The Negroni dates back to the early 20th century, when it was supposedly concocted by an Italian count in Florence. That lengthy history has provided plenty of time for bartenders to experiment with the classic recipe of equal parts gin, sweet vermouth and Campari. Some choose to sub gin for another spirit, while others incorporate different fortified wines and bitter components. Chef and bar pro Kathy Casey makes the drink her own by adding fresh ruby red grapefruit.
Casey’s Grapefruit Negroni sticks with gin, sweet vermouth and Campari, but it tweaks the ratio, calling for more gin and less Campari. This adjustment yields a less bitter drink than the original. She chooses to squeeze and then drop in grapefruit wedges for a citrusy kick. You can also pour in fresh grapefruit juice, but adding the wedges lends additional grapefruit essence to the cocktail, as the peel’s oils interact with the other ingredients.
Unlike the classic Negroni, which is stirred, Casey shakes this drink. That’s because it contains citrus, and conventional wisdom dictates that you stir all-spirits cocktails and shake those that feature citrus, cream, egg white and other non-liquor ingredients.
The Grapefruit Negroni is an easy riff on the original with a reward that outweighs the effort. The versatile grapefruit complements the botanical gin, the floral and herbal vermouth, and Campari’s bitter orange notes, leaving you with a fresh and fragrant cocktail.

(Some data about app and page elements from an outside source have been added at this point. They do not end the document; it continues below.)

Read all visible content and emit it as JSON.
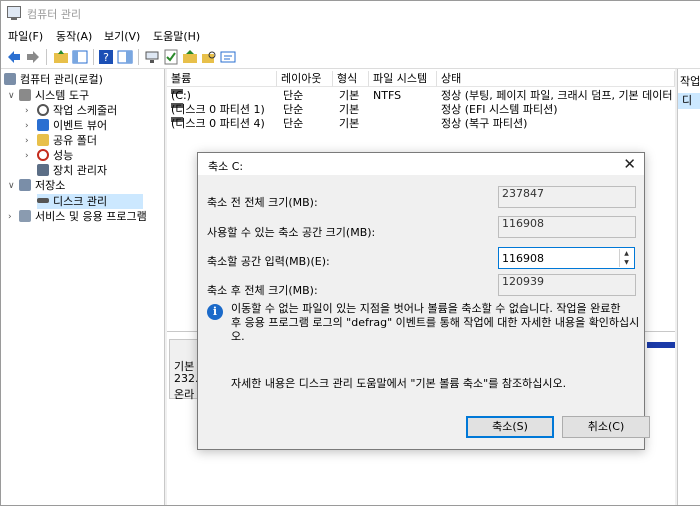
{
  "window": {
    "title": "컴퓨터 관리"
  },
  "menu": [
    "파일(F)",
    "동작(A)",
    "보기(V)",
    "도움말(H)"
  ],
  "tree": {
    "root": "컴퓨터 관리(로컬)",
    "system_tools": "시스템 도구",
    "task_scheduler": "작업 스케줄러",
    "event_viewer": "이벤트 뷰어",
    "shared_folders": "공유 폴더",
    "performance": "성능",
    "device_manager": "장치 관리자",
    "storage": "저장소",
    "disk_management": "디스크 관리",
    "services": "서비스 및 응용 프로그램"
  },
  "columns": [
    "볼륨",
    "레이아웃",
    "형식",
    "파일 시스템",
    "상태"
  ],
  "volumes": [
    {
      "name": "(C:)",
      "layout": "단순",
      "type": "기본",
      "fs": "NTFS",
      "status": "정상 (부팅, 페이지 파일, 크래시 덤프, 기본 데이터"
    },
    {
      "name": "(디스크 0 파티션 1)",
      "layout": "단순",
      "type": "기본",
      "fs": "",
      "status": "정상 (EFI 시스템 파티션)"
    },
    {
      "name": "(디스크 0 파티션 4)",
      "layout": "단순",
      "type": "기본",
      "fs": "",
      "status": "정상 (복구 파티션)"
    }
  ],
  "disk_panel": {
    "line1": "기본",
    "line2": "232.",
    "line3": "온라"
  },
  "action_pane": {
    "header": "작업",
    "item": "디스"
  },
  "dialog": {
    "title": "축소 C:",
    "total_before_label": "축소 전 전체 크기(MB):",
    "total_before_value": "237847",
    "available_label": "사용할 수 있는 축소 공간 크기(MB):",
    "available_value": "116908",
    "enter_label": "축소할 공간 입력(MB)(E):",
    "enter_value": "116908",
    "total_after_label": "축소 후 전체 크기(MB):",
    "total_after_value": "120939",
    "info_lines": [
      "이동할 수 없는 파일이 있는 지점을 벗어나 볼륨을 축소할 수 없습니다. 작업을 완료한",
      "후 응용 프로그램 로그의 \"defrag\" 이벤트를 통해 작업에 대한 자세한 내용을 확인하십시",
      "오."
    ],
    "help": "자세한 내용은 디스크 관리 도움말에서 \"기본 볼륨 축소\"를 참조하십시오.",
    "shrink_button": "축소(S)",
    "cancel_button": "취소(C)"
  },
  "colors": {
    "accent": "#0078d7",
    "selection": "#cce8ff",
    "info": "#1b6ac9"
  }
}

2 peeled ruby red grapefruit segments (or 1 ounce fresh ruby red grapefruit juice)
1 1/2 ounces gin
1 ounce sweet vermouth

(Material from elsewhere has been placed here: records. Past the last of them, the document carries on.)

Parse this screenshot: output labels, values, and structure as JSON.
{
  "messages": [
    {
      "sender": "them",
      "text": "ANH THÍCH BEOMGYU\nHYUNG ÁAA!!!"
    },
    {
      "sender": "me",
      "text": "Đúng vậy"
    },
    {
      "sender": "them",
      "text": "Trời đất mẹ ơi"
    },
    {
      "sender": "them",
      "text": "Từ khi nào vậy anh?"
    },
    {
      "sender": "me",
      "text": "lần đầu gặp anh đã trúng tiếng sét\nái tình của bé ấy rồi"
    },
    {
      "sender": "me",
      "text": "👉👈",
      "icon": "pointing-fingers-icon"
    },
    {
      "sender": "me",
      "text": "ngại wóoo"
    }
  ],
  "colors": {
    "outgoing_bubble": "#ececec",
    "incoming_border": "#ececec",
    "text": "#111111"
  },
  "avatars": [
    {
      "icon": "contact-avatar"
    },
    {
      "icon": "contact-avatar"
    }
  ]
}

1/2 ounce Campari
Garnish: long, wide swath of grapefruit peel
Squeeze the grapefruit segments into a shaker and drop in the fruit (or add fresh juice).
Add the gin, sweet vermouth and Campari to the shaker with ice, and shake until well-chilled.
Place one large block of ice in a rocks glass and curl the grapefruit peel around the inside of the glass.
Strain into the prepared glass.
Negroni: The classic cocktail, with equal parts gin, sweet vermouth and Campari.
Mezcal Negroni: A simple but much-loved variation that uses mezcal in place of gin.
White Negroni: This version gets its bitterness from Suze gentian liqueur and subs Lillet Blanc for vermouth.
Boulevardier: The Negroni’s richer cousin, featuring bourbon instead of gin.